The Effects of Training and Selection on Undergraduate Students' Helping Skills as Measured by the Danish-Hauer Helping Skills Verbal Response Inventory
Date of Award
Dissertation - Restricted
Doctor of Philosophy (PhD)

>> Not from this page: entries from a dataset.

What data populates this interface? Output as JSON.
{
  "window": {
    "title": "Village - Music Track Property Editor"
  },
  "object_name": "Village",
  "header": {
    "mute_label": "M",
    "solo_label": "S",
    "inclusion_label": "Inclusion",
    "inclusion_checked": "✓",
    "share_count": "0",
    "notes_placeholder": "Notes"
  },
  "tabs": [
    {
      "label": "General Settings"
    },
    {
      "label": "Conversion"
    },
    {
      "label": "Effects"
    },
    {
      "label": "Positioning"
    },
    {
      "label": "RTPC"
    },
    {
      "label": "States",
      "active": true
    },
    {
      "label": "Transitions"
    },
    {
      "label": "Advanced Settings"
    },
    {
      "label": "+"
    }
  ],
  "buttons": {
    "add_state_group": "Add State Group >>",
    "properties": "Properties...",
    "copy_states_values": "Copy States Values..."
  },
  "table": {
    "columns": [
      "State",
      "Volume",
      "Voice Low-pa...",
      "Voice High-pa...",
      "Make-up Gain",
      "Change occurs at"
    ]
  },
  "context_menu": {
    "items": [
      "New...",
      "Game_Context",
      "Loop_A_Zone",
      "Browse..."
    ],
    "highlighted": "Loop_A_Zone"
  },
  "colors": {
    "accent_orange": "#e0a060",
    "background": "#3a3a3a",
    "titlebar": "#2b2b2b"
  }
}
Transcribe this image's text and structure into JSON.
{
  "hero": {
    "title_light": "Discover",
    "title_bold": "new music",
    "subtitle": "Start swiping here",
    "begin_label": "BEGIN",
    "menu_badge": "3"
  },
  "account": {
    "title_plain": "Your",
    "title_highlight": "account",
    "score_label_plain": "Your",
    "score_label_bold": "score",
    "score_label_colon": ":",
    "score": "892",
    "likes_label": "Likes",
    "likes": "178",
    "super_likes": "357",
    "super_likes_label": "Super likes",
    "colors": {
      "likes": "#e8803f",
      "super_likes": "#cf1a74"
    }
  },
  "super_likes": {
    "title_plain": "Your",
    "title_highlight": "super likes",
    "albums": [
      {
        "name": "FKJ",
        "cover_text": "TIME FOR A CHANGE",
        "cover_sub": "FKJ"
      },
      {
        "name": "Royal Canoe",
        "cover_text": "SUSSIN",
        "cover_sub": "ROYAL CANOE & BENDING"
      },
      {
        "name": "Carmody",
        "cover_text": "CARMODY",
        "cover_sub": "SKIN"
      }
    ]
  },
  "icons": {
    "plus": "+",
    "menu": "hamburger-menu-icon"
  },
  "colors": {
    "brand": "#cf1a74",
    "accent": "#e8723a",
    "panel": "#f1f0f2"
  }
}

In recent years, paraprofessionals have been increasingly used to provide services in mental health settings. Issues regarding the importance of selection and training in their development are unclear. This study examined the relationship of selection and training to paraprofessional helping skills development in a University Counseling Center setting. Subjects for the study consisted of 40 undergraduate students, 30 of whom went through a formal selection process to become paraprofessionals. Pre-test/Post-test differences on the eight scales of the Danish-Hauer Helping Skills Verbal Response Inventory were subjected to analysis of variance for the groups Selected-Trained (N = 10); Selected-Untrained (N = 10); Unselected-Untrained (N = 10); and Unselected-Untrained (N = 10). Testing consisted of rating a 5-minute exerpt from a 15 minute audio-taped interaction by each S in the role of helper prior to and after the completion of 24 hours of training. The results indicated that from Pre-Test to Post-test, training was successful in reducing the total number of thought units, and in increasing the percent of Affective, Content, and Open Question responses in S's who received training. Also, overall, the Trained groups used significantly fewer Influencing, Advice, and Self-Disclosure responses. The changes in the percent of responses was in the anticipated direction for all but one response category, Closed Questions, which increased as opposed to decreased in the groups trained. Selection was significant in only one response category. This variable appears to be important in identifying individuals who used fewer closed question responses. The results of this study would suggest that training is the more potent variable in the development of paraprofessional helping skills.